Clay Basics
What is it?
A stiff, sticky fine-grained earth. It can be molded when wet, and is dried and baked to make bricks, pottery, and ceramics.
Properties:
Squishy when wet
Brittle but hard when dried
Strong and sturdy after
fired at a high temperature
3 S's
plastic
leatherhard
Bone dry
Greenware
Bisque
ware
Glaze
ware
Methods of Design:
- Additive Method
- Subtractive Method
CREATING YOUR MASK

Great for: Building three dimensional
aspects on top of your mask
Watch out for:
- Three S's - SCORE, SLIP, and SMOOTH.
- Too much thickness. Clay needs to dry out before being put in the kiln.
If areas on the clay are too thick (thicker than your thumb), try to hollow out areas.
Great if:
- You want to build something that sticks off of the mask.
- Don't have to worry about making the mask too thin.
Subtractive Method

Great if:
- You want lots of texture.
- You want to shape your mask.
Watch out for:
- Overlapping clay.
We don't want air bubbles.
- Carving too thin.
If the clay is too thin it will dry at a different rate as the rest, and may crack .
Additive Method
Using tools to 'carve away'

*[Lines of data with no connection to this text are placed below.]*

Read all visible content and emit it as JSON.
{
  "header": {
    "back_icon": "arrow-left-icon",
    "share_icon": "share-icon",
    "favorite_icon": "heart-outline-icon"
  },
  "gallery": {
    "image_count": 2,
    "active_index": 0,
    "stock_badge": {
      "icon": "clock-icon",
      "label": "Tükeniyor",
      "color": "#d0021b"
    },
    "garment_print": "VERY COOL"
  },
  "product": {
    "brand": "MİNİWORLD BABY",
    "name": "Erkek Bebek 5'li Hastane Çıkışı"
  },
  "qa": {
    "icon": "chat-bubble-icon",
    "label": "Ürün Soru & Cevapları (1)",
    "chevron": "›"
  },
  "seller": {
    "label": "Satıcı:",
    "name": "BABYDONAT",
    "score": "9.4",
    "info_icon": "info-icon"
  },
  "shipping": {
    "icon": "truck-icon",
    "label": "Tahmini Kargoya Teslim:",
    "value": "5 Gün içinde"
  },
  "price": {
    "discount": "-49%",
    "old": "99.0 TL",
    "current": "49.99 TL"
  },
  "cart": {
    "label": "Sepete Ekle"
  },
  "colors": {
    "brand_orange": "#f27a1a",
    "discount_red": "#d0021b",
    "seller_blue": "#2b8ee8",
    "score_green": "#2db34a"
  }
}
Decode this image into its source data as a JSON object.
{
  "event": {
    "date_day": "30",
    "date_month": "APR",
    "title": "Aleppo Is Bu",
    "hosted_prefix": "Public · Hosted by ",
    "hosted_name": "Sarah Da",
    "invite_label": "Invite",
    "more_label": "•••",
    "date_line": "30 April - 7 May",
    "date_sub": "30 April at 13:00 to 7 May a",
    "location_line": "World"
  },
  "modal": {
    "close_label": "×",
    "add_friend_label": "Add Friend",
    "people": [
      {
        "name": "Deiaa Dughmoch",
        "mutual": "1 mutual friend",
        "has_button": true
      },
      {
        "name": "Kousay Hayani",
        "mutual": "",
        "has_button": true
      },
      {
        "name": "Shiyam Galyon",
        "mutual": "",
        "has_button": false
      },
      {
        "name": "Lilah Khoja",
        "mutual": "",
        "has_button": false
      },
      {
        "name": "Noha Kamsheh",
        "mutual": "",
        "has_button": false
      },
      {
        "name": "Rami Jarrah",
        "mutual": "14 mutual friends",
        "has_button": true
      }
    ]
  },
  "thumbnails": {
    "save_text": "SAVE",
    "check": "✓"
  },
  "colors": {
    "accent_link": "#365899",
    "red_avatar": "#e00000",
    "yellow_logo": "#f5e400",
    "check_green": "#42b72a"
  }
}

Subtractive? Additive? Both?
REMEMBER...
* You want your mask to look 3-D! Not flat.
* Three cultural influences.
* No thicker than thumb.
* No bubbles or air pockets
* Craftsmanship! Best Effort!
* Attach pieces carefully with score and slip. * Smooth. Add texture.
Full transcript